> Task brief:
Write out all of the data again, exactly as it reads.

> Data:
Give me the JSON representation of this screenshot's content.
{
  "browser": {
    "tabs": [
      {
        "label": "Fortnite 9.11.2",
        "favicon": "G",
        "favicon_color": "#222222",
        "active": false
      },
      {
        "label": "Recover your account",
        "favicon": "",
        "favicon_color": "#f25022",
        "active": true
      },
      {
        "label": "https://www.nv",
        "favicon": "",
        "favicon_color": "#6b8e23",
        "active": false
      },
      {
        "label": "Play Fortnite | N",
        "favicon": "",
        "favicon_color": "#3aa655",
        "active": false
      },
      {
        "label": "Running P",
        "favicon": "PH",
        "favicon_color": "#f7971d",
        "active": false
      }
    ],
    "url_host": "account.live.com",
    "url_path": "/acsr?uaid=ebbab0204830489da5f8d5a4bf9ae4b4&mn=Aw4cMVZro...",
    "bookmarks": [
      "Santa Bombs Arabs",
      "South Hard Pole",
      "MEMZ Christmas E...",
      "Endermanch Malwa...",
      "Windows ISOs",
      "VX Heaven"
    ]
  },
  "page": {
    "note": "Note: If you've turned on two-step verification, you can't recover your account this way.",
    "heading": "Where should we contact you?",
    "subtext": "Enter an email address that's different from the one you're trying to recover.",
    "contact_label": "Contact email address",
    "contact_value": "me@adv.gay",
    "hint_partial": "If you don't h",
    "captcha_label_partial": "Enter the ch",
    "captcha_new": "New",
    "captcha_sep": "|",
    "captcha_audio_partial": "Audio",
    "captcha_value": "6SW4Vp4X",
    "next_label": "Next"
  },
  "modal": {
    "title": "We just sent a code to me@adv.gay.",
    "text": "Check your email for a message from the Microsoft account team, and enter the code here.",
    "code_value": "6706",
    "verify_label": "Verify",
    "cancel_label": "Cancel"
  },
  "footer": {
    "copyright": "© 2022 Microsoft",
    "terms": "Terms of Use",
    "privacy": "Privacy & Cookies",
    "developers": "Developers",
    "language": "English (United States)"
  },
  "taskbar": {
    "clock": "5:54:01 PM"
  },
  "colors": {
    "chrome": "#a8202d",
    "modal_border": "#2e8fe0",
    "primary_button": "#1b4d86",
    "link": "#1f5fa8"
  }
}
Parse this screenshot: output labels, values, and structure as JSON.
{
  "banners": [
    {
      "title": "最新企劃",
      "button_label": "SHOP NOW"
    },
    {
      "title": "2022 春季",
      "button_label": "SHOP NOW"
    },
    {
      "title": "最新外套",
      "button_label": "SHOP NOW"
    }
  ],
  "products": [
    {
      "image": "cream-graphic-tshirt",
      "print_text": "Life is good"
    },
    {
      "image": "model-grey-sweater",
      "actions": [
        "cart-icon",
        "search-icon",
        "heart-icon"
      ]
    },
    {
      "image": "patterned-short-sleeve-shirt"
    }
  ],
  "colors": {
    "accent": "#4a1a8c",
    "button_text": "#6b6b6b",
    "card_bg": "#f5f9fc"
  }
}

> Answer to the exercise:
Give me the JSON representation of this screenshot's content.
{
  "browser": {
    "tabs": [
      {
        "label": "Fortnite 9.11.2",
        "favicon": "G",
        "favicon_color": "#222222",
        "active": false
      },
      {
        "label": "Recover your account",
        "favicon": "",
        "favicon_color": "#f25022",
        "active": true
      },
      {
        "label": "https://www.nv",
        "favicon": "",
        "favicon_color": "#6b8e23",
        "active": false
      },
      {
        "label": "Play Fortnite | N",
        "favicon": "",
        "favicon_color": "#3aa655",
        "active": false
      },
      {
        "label": "Running P",
        "favicon": "PH",
        "favicon_color": "#f7971d",
        "active": false
      }
    ],
    "url_host": "account.live.com",
    "url_path": "/acsr?uaid=ebbab0204830489da5f8d5a4bf9ae4b4&mn=Aw4cMVZro...",
    "bookmarks": [
      "Santa Bombs Arabs",
      "South Hard Pole",
      "MEMZ Christmas E...",
      "Endermanch Malwa...",
      "Windows ISOs",
      "VX Heaven"
    ]
  },
  "page": {
    "note": "Note: If you've turned on two-step verification, you can't recover your account this way.",
    "heading": "Where should we contact you?",
    "subtext": "Enter an email address that's different from the one you're trying to recover.",
    "contact_label": "Contact email address",
    "contact_value": "me@adv.gay",
    "hint_partial": "If you don't h",
    "captcha_label_partial": "Enter the ch",
    "captcha_new": "New",
    "captcha_sep": "|",
    "captcha_audio_partial": "Audio",
    "captcha_value": "6SW4Vp4X",
    "next_label": "Next"
  },
  "modal": {
    "title": "We just sent a code to me@adv.gay.",
    "text": "Check your email for a message from the Microsoft account team, and enter the code here.",
    "code_value": "6706",
    "verify_label": "Verify",
    "cancel_label": "Cancel"
  },
  "footer": {
    "copyright": "© 2022 Microsoft",
    "terms": "Terms of Use",
    "privacy": "Privacy & Cookies",
    "developers": "Developers",
    "language": "English (United States)"
  },
  "taskbar": {
    "clock": "5:54:01 PM"
  },
  "colors": {
    "chrome": "#a8202d",
    "modal_border": "#2e8fe0",
    "primary_button": "#1b4d86",
    "link": "#1f5fa8"
  }
}
Parse this screenshot: output labels, values, and structure as JSON.
{
  "banners": [
    {
      "title": "最新企劃",
      "button_label": "SHOP NOW"
    },
    {
      "title": "2022 春季",
      "button_label": "SHOP NOW"
    },
    {
      "title": "最新外套",
      "button_label": "SHOP NOW"
    }
  ],
  "products": [
    {
      "image": "cream-graphic-tshirt",
      "print_text": "Life is good"
    },
    {
      "image": "model-grey-sweater",
      "actions": [
        "cart-icon",
        "search-icon",
        "heart-icon"
      ]
    },
    {
      "image": "patterned-short-sleeve-shirt"
    }
  ],
  "colors": {
    "accent": "#4a1a8c",
    "button_text": "#6b6b6b",
    "card_bg": "#f5f9fc"
  }
}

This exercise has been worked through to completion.